U.S. stocks finished down on Tuesday, a day after the S&P and Dow hit records, and the Nasdaq retreated with technology stocks.
Soft auto sales numbers and Iran commentary also gave some investors pause after a strong run-up for major indexes in February. Traders were also waiting for a slew of economic data later this week, culminating with the monthly payrolls report.
“We just came a little too far fast. It made sense to have little bit of a pullback here,” said Brian Lazorishak, portfolio manager at Chase Investment Counsel in Charlottesville, Virginia.
“Given the level of optimism, the overbought condition, we wouldn’t be surprised to see at least a couple of days of consolidation,” he said.
Technology stocks fell as investors took profits a day after the Nasdaq hit the 5,000 milestone for the first time since the peak of the dot.com bubble in March 2000.
Microsoft Corp weighed most on the Nasdaq and S&P 500 with an 1.4 percent drop to $43.28, followed by a 2.2 percent decline in shares of Cisco Systems, which gave back most of Monday’s gains.
Semiconductor chips were some of the worst-hit, with the Philadelphia SE Semiconductor index closing off 1.94 percent after a February gain of more than 12 percent. The S&P 500 technology sector finished down 0.8 percent
The biggest percentage decliners in the S&P 500 were Micron Technology, down 5 percent to $29.66, and Applied Materials, which fell 4.5 percent to $24.48.
The Dow Jones industrial average fell 85.26 points, or 0.47 percent, to 18,203.37, the S&P 500 lost 9.61 points, or 0.45 percent, to 2,107.78 and the Nasdaq Composite dropped 28.20 points, or 0.56 percent, to 4,979.90.
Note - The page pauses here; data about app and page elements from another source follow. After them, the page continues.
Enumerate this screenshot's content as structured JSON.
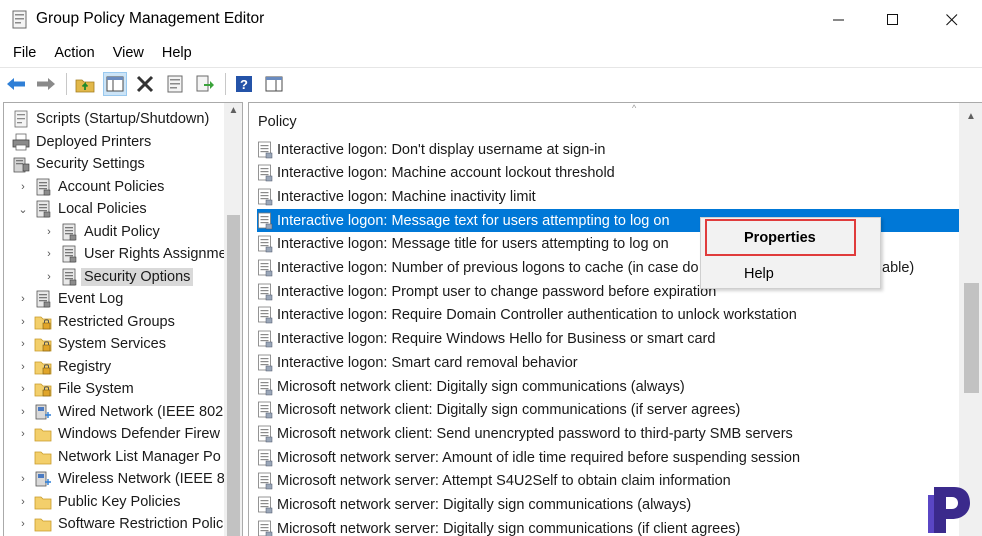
{
  "window": {
    "title": "Group Policy Management Editor",
    "minimize_glyph": "—",
    "maximize_glyph": "☐",
    "close_glyph": "✕"
  },
  "menu": [
    "File",
    "Action",
    "View",
    "Help"
  ],
  "toolbar": {
    "buttons": [
      "back-arrow-icon",
      "forward-arrow-icon",
      "up-folder-icon",
      "show-hide-tree-icon",
      "delete-icon",
      "properties-icon",
      "export-list-icon",
      "help-icon",
      "show-hide-action-pane-icon"
    ]
  },
  "tree": {
    "items": [
      {
        "label": "Scripts (Startup/Shutdown)",
        "icon": "scripts-icon",
        "chevron": ""
      },
      {
        "label": "Deployed Printers",
        "icon": "printer-icon",
        "chevron": ""
      },
      {
        "label": "Security Settings",
        "icon": "security-settings-icon",
        "chevron": ""
      },
      {
        "label": "Account Policies",
        "icon": "policy-icon",
        "chevron": "›"
      },
      {
        "label": "Local Policies",
        "icon": "policy-icon",
        "chevron": "⌄"
      },
      {
        "label": "Audit Policy",
        "icon": "policy-icon",
        "chevron": "›"
      },
      {
        "label": "User Rights Assignme",
        "icon": "policy-icon",
        "chevron": "›"
      },
      {
        "label": "Security Options",
        "icon": "policy-icon",
        "chevron": "›"
      },
      {
        "label": "Event Log",
        "icon": "policy-icon",
        "chevron": "›"
      },
      {
        "label": "Restricted Groups",
        "icon": "folder-lock-icon",
        "chevron": "›"
      },
      {
        "label": "System Services",
        "icon": "folder-lock-icon",
        "chevron": "›"
      },
      {
        "label": "Registry",
        "icon": "folder-lock-icon",
        "chevron": "›"
      },
      {
        "label": "File System",
        "icon": "folder-lock-icon",
        "chevron": "›"
      },
      {
        "label": "Wired Network (IEEE 802",
        "icon": "network-icon",
        "chevron": "›"
      },
      {
        "label": "Windows Defender Firew",
        "icon": "folder-icon",
        "chevron": "›"
      },
      {
        "label": "Network List Manager Po",
        "icon": "folder-icon",
        "chevron": ""
      },
      {
        "label": "Wireless Network (IEEE 8",
        "icon": "network-icon",
        "chevron": "›"
      },
      {
        "label": "Public Key Policies",
        "icon": "folder-icon",
        "chevron": "›"
      },
      {
        "label": "Software Restriction Polic",
        "icon": "folder-icon",
        "chevron": "›"
      }
    ]
  },
  "list": {
    "column_header": "Policy",
    "sort_indicator": "^",
    "rows": [
      "Interactive logon: Don't display username at sign-in",
      "Interactive logon: Machine account lockout threshold",
      "Interactive logon: Machine inactivity limit",
      "Interactive logon: Message text for users attempting to log on",
      "Interactive logon: Message title for users attempting to log on",
      "Interactive logon: Number of previous logons to cache (in case do",
      "Interactive logon: Prompt user to change password before expiration",
      "Interactive logon: Require Domain Controller authentication to unlock workstation",
      "Interactive logon: Require Windows Hello for Business or smart card",
      "Interactive logon: Smart card removal behavior",
      "Microsoft network client: Digitally sign communications (always)",
      "Microsoft network client: Digitally sign communications (if server agrees)",
      "Microsoft network client: Send unencrypted password to third-party SMB servers",
      "Microsoft network server: Amount of idle time required before suspending session",
      "Microsoft network server: Attempt S4U2Self to obtain claim information",
      "Microsoft network server: Digitally sign communications (always)",
      "Microsoft network server: Digitally sign communications (if client agrees)"
    ],
    "row5_overflow_text": "able)"
  },
  "context_menu": {
    "items": [
      "Properties",
      "Help"
    ]
  },
  "colors": {
    "selection": "#0078d7",
    "highlight_box": "#e03c3c",
    "logo": "#3b2a8c"
  }
}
For the second year in a row, tough winter weather slowed U.S. vehicle sales in February, with several automakers missing analysts’ projections. U.S.-listed Fiat Chrysler shares fell 3.3 percent to $15.31 while Ford Motor declined 2.4 percent to $16.17.
Adding to investors’ caution, Israeli Prime Minister Benjamin Netanyahu warned U.S. President Barack Obamaagainst accepting a nuclear deal with Iran. His comments caused some investors to pull back but helped boost oil prices.
Utilities and energy were the only two of ten S&P 500 sectors that ended the session higher.
About 6.3 billion shares changed hands on U.S. exchanges, below the 6.5 billion average for the last five sessions, according to BATS Global Markets.
Declining issues outnumbered advancing ones on the NYSE by 1,810 to 1,249, for a 1.45-to-1 ratio; on the Nasdaq, 1,784 issues fell and 948 advanced, for a 1.88-to-1 ratio favoring decliners.
The benchmark S&P 500 posted 11 new 52-week highs and 1 new lows; the Nasdaq Composite recorded 70 new highs and 32 new lows.